(END VIDEO CLIP) CHURCH: The dulcet tones of Doris Day. The legendary American singer and actress has died. Day, was one of the silver screen's most popular leading ladies for two decades. Known as the quintessential girl next door, she shot to fame with films like Pillow Talk, Calamity Jane, and The Man Who Knew Too Much. She passed away early Monday morning. Doris Day had just celebrated her 97th birthday last month.
It is Mental Health Awareness Week in the United Kingdom, and one of the main themes is body image. In a world where sharing selfies on social media is a regular part of life. It's easy to see why that's become such a concern.
Filters and editing tools can give you smooth the skin, whiter teeth, and sparkling eyes with just the press of a button. But as the pursuit of a flawless look gone too far, Hala Gorani takes a look.
GORANI: With almost half a million followers, KyRhys Devoe or Tug-Z to his fans, makes his living through Instagram. Like others in his generation of social media influencers, he's on a constant quest for physical perfection.
DEVOE: We all want to have smooth skin, we all want to have, you know, high cheekbones, we all want to have like frozen faces. We just want to look perfect.
GORANI: KyRhys spends at least an hour editing each selfie using apps like Facetune and AirBrush. He's also part of a new trend which is seeing the snap chat selfie look spillover into real life.
DEVOE: I'm want to be a presto. I want to be a living presto.
GORANI: A doll is not human by definition. Why do you want to look less human because a doll is perfected?

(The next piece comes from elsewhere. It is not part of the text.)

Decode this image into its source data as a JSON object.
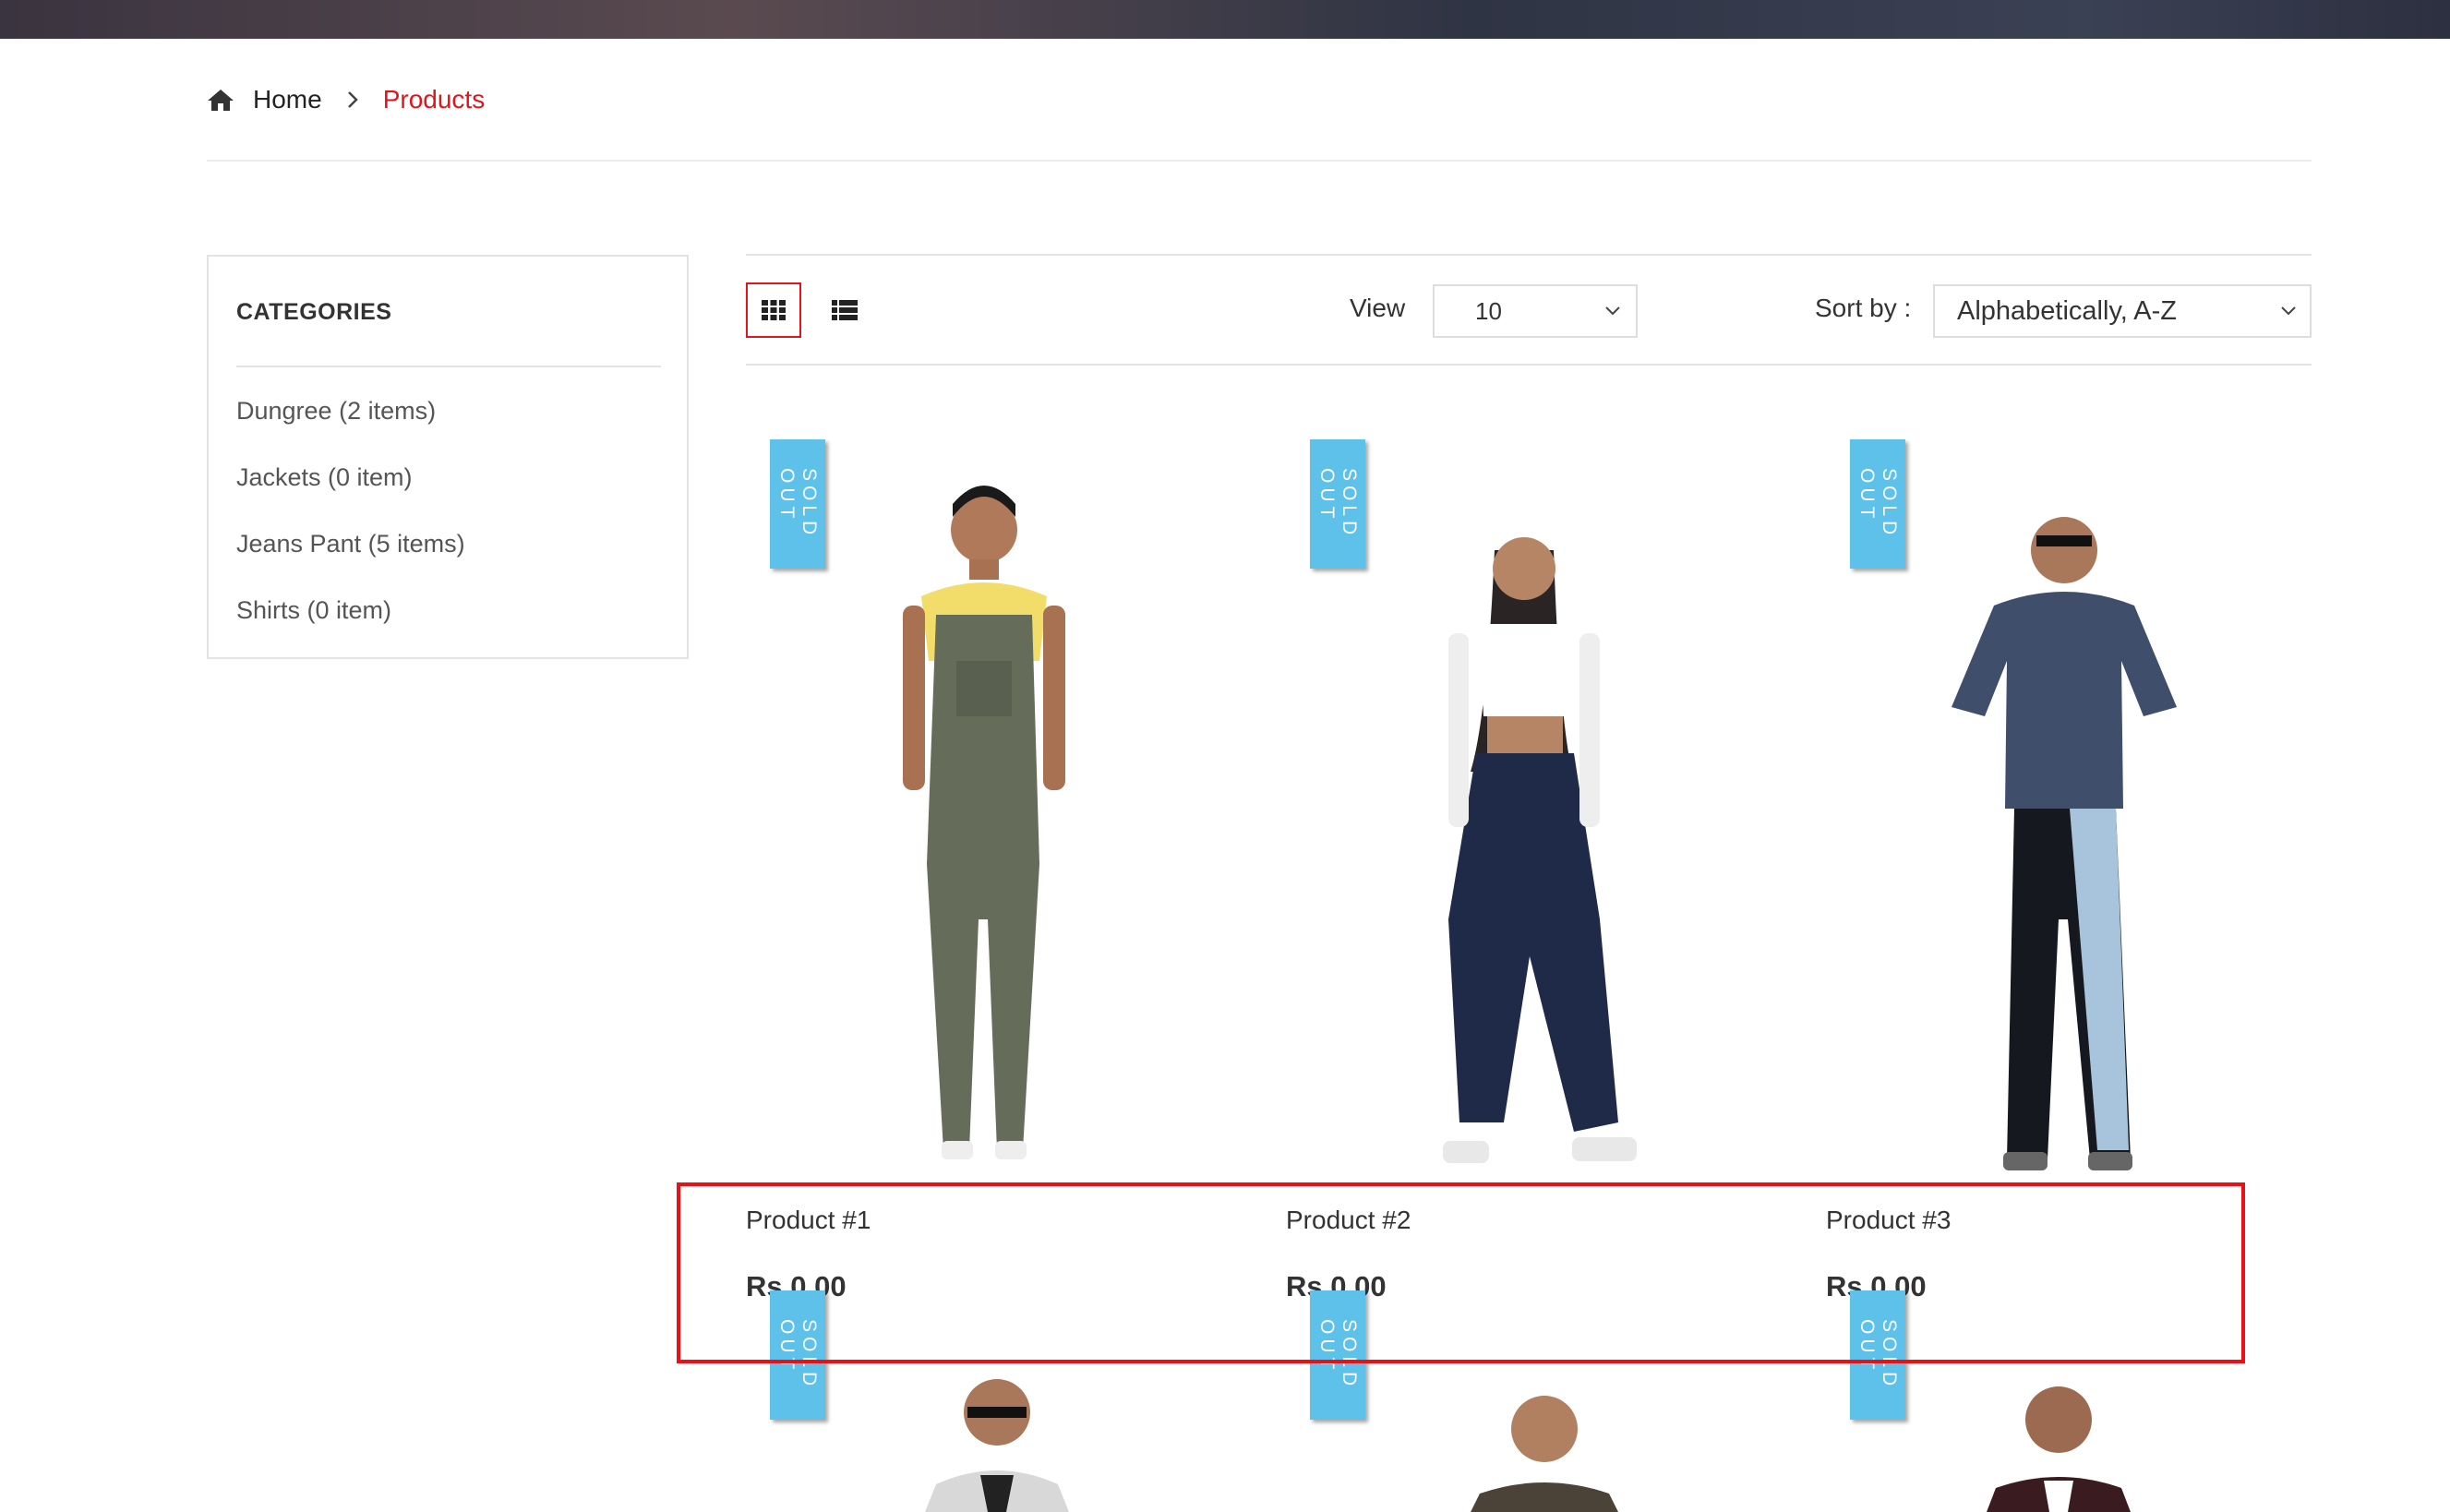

DEVOE: I just want to look like my actual photos on Instagram. So, I want to look selfie-ready all the time.
GORANI: KyRhys even gets regular cosmetic procedures done to look more like his edited selfies.
[02:55:07] DEVOE: I don't want to have any lines. Because I feel like I just want to be a face cream version of myself.
GORANI: Today, he's having filler injected into his smile lines and under-eye area.
DEVOE: It is looking much better already.
GORANI: KyRhys is not alone. Leading plastic surgeon, Dr. Dirk Kremer, says he's noticed his clientele get younger and younger, and edited selfies play a big role in what people ask him for.
DR. DIRK KREMER, PLASTIC SURGEON, LONDON: Most of them come with a phone, with their phone and show me pictures, and that's how I get most likes and most followers. And I noticed, and could we do that in reality? I'm tired of -- you know, modifying -- editing of the picture.
GORANI: And it just gives you a sense -- I show him the selfie I took with KyRhys. He edited the picture, I showed the doctor the before and after.
KREMER: Nasolabial folds are smoother.
KREMER: They -- well, exactly, that's easy to do.
GORANI: With filler.
KREMER: With filler.
GORANI: This obsession with personal appearance that selfie culture encourages may have darker implications for mental health.
DR. BRUCE CLERK, PSYCHIATRIST: In those people who have that psychological vulnerability, it can be particularly concerning. They are constantly bombarded with the image and constantly referencing their own image.
GORANI: At its most extreme this fixation on appearance can manifest in a mental health condition known as body dysmorphic disorder or BDD. For people like Alanah Bagwell, BDD can be completely debilitating.
ALANAH BAGWELL, RECOVERING FROM SUFFER OF BODY DYSMORPHIC DISORDER: Bradley left the house, I was stuck in a dark room, curtains closed, sleeping most of the day, I wouldn't let my family see me. Have to bring food to the door.
GORANI: Alanah, says although selfies didn't cause her illness, the hours she spent taking pictures of herself exacerbated her condition.
BAGWELL: I felt that I looked so disgusting and deformed and monstrous, that I just wished to be normal. So, I post selfies in the hopes of this sort of reassurance from other people. And when you hate the way you look, that can lead to you taking 100s before you find the perfect one.
GORANI: Our collective obsession with social media can be a very innocent and fun experience. But we are only just beginning to understand the potential mental health impacts on this selfie generation. Hala Gorani, CNN, London.
CHURCH: In pursuit of perfection. Thank you so much for joining us. I'm Rosemary Church. I'll be back with another hour of news in just a moment. You're watching CNN. Do stay with us.